As most people have no doubt heard, a 29 year-old man in Orlando, Florida shot and killed 49 people and wounded 53 others. For a day and a half people have been offering their opinions about the murders, the worst shooting in our history. Was the man insane? Was he filled with hatred for people different than himself? Was he a terrorist dedicated to fomenting terror against his own country? I do not know. It could be a trifecta of reasons, (reasons in his mind). But, there is a thread that runs through these acts of terror and hate crimes that have come to light in the past few years.

The common thread is fear, fear of the “other”, whether it is someone with loyalties or sexual orientations or ethnicities other than themselves or whether it is resentment of the “other”, the common element is fear. This fear results in the use of “overkill” force. We have seen how these fearful individuals have used weapons usually associated with military applications, or they carry multiple weapons. We saw that in Colorado when two resentful boys killed their classmates. And, no one can deny that the murders in Orlando were cowardly acts.
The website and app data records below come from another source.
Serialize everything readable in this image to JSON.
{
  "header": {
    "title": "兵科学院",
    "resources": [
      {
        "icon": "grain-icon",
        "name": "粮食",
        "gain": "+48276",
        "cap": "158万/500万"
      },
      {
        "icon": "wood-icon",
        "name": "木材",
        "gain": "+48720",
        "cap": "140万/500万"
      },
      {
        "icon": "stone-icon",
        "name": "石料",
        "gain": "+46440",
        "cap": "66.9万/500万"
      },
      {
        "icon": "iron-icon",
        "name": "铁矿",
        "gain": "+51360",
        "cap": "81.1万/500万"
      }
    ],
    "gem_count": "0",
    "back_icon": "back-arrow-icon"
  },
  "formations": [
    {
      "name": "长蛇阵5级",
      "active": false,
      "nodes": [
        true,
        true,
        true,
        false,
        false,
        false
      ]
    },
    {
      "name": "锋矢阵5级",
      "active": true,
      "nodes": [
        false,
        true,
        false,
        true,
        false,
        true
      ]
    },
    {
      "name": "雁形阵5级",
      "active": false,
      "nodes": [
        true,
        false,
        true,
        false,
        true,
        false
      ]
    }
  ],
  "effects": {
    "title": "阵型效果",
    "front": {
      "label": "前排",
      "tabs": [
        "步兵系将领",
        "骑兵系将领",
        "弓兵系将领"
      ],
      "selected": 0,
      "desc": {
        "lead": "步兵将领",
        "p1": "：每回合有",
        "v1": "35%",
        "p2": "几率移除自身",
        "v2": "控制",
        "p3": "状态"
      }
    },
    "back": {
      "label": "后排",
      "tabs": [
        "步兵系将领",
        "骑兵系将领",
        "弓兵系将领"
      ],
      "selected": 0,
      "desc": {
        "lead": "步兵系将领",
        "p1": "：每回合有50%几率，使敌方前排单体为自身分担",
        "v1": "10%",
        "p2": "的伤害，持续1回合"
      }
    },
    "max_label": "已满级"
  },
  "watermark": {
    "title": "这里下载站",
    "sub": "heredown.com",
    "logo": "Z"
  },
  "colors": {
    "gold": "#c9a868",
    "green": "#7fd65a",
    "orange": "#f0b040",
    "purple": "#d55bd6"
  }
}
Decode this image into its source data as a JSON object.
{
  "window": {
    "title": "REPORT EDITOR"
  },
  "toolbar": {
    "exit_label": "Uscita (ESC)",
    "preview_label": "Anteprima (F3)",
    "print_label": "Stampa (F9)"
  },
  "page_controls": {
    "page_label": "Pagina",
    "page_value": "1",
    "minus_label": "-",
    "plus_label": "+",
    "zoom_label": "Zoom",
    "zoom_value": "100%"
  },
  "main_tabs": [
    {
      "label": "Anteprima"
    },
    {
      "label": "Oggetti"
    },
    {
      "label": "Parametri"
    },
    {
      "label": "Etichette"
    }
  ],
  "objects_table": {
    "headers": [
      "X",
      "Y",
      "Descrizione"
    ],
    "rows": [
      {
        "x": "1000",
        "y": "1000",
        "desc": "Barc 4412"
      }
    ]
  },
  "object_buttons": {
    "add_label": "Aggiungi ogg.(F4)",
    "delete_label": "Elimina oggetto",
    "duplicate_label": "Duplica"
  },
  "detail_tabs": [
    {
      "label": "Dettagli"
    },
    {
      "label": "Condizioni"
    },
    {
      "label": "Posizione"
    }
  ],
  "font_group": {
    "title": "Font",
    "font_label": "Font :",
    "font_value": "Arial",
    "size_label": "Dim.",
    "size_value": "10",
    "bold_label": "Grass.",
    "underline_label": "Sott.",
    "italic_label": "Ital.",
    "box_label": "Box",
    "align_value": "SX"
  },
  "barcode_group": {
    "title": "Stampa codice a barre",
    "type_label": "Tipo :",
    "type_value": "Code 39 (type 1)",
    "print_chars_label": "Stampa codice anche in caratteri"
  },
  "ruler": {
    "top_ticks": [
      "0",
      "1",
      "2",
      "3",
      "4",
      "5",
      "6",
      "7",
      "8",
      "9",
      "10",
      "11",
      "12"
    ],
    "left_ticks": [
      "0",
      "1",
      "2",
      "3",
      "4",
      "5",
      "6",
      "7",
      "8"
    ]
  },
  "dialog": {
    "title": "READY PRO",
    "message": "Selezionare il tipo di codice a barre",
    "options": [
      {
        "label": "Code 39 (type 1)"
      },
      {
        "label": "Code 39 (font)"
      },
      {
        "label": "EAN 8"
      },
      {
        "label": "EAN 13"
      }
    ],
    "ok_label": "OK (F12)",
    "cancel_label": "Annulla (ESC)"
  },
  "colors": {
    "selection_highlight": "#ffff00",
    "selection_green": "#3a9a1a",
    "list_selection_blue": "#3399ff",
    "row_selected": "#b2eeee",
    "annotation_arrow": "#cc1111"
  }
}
Someone might say that we need to teach tolerance in order to allay the fears of those who might act out of fear to do unspeakable violence. I disagree. In the best case, tolerance is a condescending action; it still connotes thinking that the “other” is a lesser person to be tolerated.

It has t start early in life with exposure to people and situations that are unfamiliar, but filled with promise. What I mean is this; as adults, we can expose the young to a wealth of variety. All of us have gifts and as a society we are greater when we delve deeply into what moves and defines others within and without that society. We are enriched and our fears can never have the chance to grow.

But, it requires all of us to intentionally explore things of which we might be afraid. Fear can melt away when we truly know each other. It is easy to stay limited in the scope of our experiences.  The cost, however,  is too high.

For now, we can certainly pray for an offer succor for those who mourn, but our future consists in this; that we work to grow a fearless society in which the “other” is celebrated and not tolerated.

Grace an peace.


About tpurchasesnj

I am a Presbyterian minister. I am also a former military chaplain. It has always been important to me to examine the impact that religion has on the public sector. That is the purpose of this blog; to explore the ways that religion intersects the market place.
This entry was posted in Uncategorized. Bookmark the permalink.

Leave a Reply

Fill in your details below or click an icon to log in:

WordPress.com Logo

You are commenting using your WordPress.com account. Log Out /  Change )

Google+ photo

You are commenting using your Google+ account. Log Out /  Change )

Twitter picture

You are commenting using your Twitter account. Log Out /  Change )

Facebook photo

You are commenting using your Facebook account. Log Out /  Change )

Connecting to %s